-- What this task involves --
Lines below that include "Henri" are the answer; copy each one.

:: Input for this task ::

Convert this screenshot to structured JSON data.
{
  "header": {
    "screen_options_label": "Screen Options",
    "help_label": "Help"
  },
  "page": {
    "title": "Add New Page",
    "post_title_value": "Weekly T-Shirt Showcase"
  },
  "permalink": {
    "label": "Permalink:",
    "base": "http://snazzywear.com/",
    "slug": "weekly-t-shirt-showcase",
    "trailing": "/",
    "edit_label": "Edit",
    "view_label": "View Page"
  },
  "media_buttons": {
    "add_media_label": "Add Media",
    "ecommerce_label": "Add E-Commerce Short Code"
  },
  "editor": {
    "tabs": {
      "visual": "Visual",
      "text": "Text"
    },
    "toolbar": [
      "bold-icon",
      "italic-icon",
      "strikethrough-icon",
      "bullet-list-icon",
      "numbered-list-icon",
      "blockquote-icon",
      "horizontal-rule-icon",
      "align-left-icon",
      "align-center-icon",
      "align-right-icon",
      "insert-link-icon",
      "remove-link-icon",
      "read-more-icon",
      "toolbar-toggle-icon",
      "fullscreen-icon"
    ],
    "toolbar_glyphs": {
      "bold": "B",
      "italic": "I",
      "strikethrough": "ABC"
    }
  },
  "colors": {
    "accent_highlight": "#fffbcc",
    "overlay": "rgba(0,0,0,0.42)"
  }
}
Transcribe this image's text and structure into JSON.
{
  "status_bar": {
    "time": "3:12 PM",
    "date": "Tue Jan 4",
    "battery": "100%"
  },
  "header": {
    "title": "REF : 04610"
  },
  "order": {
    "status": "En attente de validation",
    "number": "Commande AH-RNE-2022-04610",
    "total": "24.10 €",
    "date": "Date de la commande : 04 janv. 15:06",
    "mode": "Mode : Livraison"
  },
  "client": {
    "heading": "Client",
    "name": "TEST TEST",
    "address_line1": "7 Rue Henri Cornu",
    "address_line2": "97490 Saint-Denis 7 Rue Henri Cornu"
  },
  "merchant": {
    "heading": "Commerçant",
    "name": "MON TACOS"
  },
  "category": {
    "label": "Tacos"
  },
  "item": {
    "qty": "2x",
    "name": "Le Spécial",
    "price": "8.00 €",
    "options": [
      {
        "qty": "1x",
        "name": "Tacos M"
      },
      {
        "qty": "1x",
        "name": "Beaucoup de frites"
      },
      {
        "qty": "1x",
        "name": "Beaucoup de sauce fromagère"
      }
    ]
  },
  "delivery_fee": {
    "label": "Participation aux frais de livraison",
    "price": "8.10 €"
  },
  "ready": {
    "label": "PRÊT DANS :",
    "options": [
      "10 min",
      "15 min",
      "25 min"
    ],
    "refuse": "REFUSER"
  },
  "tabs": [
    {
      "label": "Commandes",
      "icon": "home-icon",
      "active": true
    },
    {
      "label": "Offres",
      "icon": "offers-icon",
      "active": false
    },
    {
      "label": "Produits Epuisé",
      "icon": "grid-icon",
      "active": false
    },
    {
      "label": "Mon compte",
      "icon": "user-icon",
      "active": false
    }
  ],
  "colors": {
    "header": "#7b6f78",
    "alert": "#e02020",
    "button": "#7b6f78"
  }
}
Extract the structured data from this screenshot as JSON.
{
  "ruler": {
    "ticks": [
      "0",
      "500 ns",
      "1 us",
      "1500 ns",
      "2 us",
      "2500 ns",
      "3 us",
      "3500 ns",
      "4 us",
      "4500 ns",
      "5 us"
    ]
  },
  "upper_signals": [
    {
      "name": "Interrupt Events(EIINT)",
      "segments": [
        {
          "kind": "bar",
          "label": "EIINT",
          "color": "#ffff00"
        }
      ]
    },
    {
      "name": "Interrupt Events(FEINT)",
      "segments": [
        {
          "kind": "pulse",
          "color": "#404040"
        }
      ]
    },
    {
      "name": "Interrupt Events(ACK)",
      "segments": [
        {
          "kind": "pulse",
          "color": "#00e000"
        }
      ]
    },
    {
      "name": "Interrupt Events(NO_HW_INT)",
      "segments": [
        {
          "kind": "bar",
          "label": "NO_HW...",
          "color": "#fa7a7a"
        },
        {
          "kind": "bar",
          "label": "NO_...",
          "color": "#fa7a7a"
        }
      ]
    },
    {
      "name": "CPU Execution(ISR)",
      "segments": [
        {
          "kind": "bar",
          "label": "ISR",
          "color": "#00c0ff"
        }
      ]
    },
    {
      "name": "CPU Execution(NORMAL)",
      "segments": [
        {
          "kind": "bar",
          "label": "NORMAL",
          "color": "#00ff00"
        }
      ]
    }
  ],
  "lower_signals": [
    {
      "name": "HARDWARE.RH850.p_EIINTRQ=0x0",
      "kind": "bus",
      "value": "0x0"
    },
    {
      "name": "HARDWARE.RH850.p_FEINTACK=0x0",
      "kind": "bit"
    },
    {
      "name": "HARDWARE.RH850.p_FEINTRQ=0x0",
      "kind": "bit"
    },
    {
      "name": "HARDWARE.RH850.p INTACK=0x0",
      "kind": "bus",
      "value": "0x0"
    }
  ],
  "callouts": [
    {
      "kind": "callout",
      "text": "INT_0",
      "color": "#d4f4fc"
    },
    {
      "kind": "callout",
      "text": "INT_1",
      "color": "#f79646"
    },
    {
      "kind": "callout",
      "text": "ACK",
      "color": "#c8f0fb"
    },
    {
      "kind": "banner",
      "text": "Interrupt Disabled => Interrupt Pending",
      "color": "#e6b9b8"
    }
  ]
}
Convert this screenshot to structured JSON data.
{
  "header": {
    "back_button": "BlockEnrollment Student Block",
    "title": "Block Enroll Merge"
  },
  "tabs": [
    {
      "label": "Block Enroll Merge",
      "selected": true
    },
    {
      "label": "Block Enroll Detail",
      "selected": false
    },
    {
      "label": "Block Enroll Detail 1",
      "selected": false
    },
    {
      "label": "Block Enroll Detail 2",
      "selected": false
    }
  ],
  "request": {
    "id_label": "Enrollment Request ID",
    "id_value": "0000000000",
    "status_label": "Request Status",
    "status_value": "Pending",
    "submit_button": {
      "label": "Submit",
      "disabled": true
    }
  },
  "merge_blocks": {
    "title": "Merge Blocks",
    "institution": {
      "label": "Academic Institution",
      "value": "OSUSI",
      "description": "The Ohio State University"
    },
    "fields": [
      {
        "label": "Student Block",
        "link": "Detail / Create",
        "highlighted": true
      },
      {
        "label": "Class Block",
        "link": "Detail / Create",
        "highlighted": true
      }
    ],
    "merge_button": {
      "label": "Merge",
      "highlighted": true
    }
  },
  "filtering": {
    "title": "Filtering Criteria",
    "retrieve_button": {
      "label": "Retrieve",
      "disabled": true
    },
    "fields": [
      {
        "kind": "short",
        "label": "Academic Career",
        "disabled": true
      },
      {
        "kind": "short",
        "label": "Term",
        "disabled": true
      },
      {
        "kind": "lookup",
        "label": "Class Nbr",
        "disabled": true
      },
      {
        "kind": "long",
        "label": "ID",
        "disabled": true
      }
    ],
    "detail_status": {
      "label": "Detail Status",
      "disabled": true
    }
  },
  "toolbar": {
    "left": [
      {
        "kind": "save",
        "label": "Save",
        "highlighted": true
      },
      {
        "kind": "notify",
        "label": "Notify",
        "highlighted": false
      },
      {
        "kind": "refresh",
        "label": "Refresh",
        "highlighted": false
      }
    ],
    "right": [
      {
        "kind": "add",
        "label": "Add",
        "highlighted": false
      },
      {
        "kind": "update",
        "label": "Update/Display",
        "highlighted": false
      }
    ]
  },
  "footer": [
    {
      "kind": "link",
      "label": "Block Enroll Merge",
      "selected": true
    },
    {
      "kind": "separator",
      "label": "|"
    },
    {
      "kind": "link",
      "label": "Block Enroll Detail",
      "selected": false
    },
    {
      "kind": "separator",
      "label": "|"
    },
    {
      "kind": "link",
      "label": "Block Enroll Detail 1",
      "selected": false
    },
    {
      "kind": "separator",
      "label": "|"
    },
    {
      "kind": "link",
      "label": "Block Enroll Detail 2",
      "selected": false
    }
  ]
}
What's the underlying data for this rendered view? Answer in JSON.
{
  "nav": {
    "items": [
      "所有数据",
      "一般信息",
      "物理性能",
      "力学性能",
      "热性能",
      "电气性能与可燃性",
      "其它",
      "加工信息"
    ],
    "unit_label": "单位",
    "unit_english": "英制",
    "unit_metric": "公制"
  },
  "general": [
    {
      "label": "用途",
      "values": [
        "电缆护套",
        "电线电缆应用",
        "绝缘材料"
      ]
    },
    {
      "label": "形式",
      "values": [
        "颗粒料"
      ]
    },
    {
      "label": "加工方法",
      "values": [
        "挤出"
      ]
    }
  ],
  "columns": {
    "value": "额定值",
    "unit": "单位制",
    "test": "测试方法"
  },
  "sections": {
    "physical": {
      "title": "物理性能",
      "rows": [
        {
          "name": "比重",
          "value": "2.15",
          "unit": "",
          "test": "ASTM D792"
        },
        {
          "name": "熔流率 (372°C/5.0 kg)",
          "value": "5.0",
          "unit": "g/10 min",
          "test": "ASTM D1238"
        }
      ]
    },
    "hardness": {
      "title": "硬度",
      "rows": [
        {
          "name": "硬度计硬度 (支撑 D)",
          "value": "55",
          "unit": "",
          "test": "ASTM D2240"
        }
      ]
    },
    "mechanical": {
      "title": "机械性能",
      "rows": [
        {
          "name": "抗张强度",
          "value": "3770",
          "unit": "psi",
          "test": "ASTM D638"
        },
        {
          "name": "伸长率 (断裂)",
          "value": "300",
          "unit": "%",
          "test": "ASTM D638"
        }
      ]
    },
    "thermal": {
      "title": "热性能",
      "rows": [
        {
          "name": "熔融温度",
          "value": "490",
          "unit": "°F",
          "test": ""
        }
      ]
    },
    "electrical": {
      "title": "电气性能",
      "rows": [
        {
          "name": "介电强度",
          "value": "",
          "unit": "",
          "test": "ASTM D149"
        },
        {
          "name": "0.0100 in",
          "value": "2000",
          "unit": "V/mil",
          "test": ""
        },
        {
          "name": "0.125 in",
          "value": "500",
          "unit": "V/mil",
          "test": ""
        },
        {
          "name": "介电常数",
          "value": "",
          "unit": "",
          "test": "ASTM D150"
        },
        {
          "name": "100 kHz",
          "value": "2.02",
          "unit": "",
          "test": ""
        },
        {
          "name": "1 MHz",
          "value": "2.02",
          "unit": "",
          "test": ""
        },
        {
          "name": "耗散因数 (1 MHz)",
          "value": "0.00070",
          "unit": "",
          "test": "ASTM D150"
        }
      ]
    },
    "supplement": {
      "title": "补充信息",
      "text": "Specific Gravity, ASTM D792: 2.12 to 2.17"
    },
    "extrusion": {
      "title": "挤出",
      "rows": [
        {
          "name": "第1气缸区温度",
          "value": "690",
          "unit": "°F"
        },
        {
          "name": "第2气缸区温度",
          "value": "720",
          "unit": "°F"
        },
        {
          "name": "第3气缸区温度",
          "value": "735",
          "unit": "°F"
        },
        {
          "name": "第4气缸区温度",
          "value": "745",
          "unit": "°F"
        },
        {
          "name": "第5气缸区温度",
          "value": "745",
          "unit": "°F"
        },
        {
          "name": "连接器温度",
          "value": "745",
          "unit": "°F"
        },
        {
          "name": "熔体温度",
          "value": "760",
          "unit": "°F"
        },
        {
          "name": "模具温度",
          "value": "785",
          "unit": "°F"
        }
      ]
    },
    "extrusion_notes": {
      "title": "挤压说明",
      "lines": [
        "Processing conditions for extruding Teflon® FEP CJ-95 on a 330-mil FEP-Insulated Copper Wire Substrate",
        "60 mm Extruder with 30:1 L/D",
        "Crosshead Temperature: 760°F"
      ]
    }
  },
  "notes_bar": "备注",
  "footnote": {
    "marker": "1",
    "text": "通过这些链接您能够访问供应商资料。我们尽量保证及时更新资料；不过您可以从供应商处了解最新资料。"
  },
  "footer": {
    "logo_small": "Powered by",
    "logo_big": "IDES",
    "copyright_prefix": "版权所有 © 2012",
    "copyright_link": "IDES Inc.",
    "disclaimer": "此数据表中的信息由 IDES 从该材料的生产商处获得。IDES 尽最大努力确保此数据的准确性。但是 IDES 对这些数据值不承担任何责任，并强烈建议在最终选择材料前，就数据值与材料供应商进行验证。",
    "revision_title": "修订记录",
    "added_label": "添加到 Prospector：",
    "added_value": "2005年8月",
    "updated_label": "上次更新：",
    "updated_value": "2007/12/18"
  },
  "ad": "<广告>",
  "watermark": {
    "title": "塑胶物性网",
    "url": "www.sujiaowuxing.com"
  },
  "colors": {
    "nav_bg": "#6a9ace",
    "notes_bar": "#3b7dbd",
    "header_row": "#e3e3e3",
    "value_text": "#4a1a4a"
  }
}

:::

-- Solution --
    "address_line1": "7 Rue Henri Cornu",
    "address_line2": "97490 Saint-Denis 7 Rue Henri Cornu"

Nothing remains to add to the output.